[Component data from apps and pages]
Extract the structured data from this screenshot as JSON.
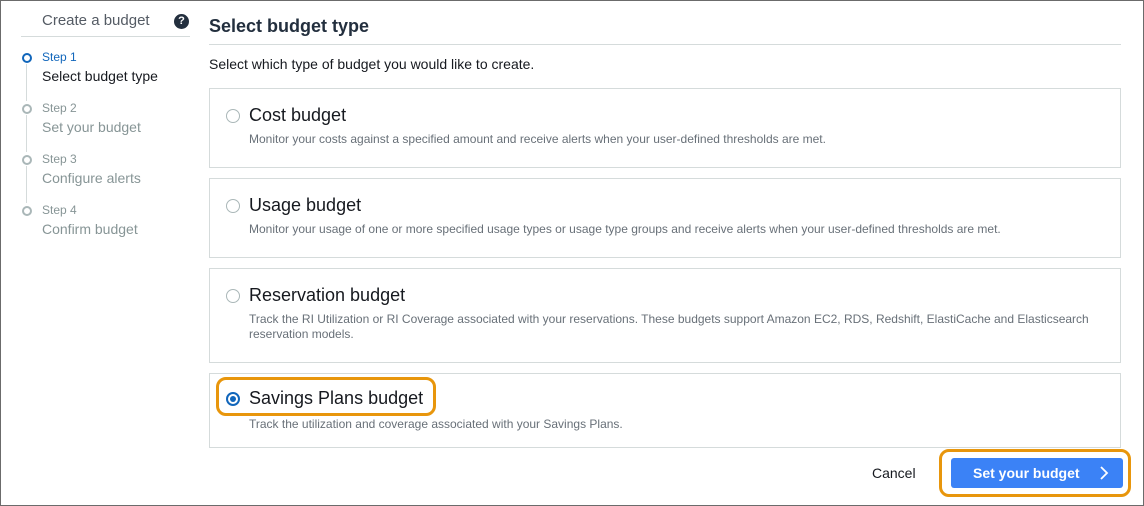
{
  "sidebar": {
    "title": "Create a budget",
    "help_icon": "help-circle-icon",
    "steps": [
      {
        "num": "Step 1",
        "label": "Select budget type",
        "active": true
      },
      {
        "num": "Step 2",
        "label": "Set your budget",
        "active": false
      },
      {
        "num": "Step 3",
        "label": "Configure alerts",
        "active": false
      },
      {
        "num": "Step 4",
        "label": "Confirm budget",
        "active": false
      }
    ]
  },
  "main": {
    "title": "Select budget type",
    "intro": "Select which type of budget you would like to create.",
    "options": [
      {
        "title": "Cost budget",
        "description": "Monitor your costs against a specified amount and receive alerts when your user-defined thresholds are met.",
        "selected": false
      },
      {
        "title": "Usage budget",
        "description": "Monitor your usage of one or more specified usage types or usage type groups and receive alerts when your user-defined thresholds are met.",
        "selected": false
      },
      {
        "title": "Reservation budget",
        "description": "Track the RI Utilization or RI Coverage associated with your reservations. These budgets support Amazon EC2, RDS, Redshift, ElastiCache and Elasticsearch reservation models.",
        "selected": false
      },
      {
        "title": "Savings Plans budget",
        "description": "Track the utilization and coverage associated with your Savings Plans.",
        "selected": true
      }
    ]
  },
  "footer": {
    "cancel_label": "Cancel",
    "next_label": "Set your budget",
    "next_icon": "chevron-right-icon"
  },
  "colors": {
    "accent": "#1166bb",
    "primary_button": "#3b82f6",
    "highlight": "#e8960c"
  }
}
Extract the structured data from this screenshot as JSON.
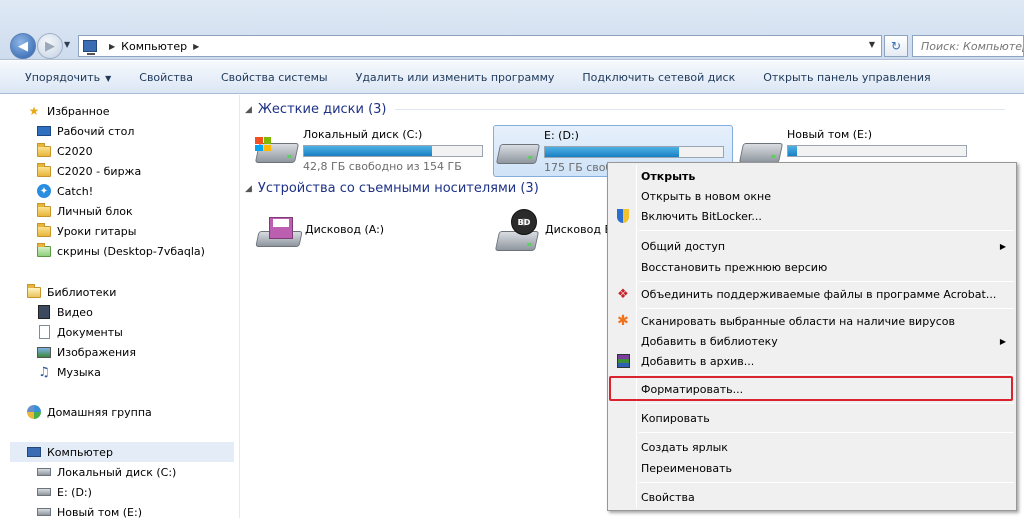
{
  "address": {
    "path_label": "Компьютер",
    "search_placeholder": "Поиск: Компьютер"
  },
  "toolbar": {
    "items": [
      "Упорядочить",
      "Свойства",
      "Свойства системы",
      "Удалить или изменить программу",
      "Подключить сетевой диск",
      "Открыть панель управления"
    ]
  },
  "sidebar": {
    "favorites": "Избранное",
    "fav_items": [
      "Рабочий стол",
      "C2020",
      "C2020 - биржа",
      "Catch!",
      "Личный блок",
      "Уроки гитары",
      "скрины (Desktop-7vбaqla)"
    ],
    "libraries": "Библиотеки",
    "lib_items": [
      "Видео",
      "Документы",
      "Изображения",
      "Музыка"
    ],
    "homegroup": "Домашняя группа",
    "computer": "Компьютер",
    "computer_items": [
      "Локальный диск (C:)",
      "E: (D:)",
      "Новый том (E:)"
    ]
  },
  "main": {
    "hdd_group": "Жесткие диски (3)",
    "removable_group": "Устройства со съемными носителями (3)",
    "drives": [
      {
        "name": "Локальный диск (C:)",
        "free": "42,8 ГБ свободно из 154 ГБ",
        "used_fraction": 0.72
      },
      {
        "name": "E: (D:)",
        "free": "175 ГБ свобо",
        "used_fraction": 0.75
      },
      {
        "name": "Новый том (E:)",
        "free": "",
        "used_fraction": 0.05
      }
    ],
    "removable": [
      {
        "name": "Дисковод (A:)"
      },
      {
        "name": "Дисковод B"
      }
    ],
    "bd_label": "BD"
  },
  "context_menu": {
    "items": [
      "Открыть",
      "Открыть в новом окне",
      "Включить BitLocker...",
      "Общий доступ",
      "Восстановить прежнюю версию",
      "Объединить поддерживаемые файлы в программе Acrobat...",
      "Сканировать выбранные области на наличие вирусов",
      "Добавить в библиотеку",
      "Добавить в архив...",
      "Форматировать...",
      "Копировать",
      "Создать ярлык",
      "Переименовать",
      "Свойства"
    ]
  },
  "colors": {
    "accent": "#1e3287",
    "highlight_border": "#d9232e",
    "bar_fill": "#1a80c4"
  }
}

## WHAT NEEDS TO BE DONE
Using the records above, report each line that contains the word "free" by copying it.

## YOUR RESPONSE
        "free": "42,8 ГБ свободно из 154 ГБ",
        "free": "175 ГБ свобо",
        "free": "",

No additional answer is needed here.